Dataset rows for apps and sites
+-------+

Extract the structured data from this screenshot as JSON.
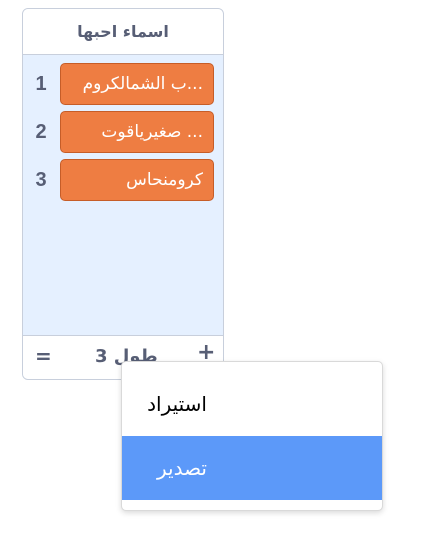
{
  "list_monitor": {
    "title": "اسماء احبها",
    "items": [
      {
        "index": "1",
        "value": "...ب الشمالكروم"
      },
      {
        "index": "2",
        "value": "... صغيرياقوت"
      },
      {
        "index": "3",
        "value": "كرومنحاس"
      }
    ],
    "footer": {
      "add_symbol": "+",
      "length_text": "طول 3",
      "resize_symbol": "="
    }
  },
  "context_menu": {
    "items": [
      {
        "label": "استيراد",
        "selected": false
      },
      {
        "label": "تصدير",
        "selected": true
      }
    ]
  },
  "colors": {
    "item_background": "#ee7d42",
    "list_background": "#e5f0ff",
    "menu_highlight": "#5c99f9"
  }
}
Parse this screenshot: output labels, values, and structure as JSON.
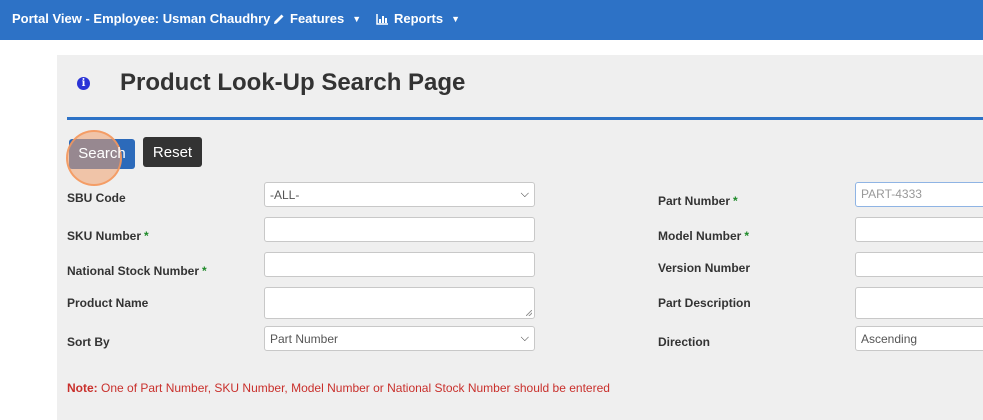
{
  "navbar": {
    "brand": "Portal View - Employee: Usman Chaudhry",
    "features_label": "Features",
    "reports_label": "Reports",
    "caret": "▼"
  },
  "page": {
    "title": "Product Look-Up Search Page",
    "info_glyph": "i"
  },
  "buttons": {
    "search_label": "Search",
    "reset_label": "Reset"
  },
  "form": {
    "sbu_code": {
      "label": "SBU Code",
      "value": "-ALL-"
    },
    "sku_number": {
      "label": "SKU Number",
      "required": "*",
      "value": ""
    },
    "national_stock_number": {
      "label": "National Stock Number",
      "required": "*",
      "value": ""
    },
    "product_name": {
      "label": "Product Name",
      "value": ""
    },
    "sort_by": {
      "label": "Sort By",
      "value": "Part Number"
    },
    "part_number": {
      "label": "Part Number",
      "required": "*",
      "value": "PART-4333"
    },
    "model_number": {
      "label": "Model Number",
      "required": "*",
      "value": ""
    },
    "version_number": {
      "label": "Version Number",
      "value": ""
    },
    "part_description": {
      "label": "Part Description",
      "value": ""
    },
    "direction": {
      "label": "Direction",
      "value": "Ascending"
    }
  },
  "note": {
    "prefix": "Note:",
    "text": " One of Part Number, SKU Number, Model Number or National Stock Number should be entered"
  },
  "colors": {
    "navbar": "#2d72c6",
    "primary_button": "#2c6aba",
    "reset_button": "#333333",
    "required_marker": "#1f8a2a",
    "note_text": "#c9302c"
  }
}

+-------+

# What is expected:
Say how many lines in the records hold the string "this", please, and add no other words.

# Exercise output:
2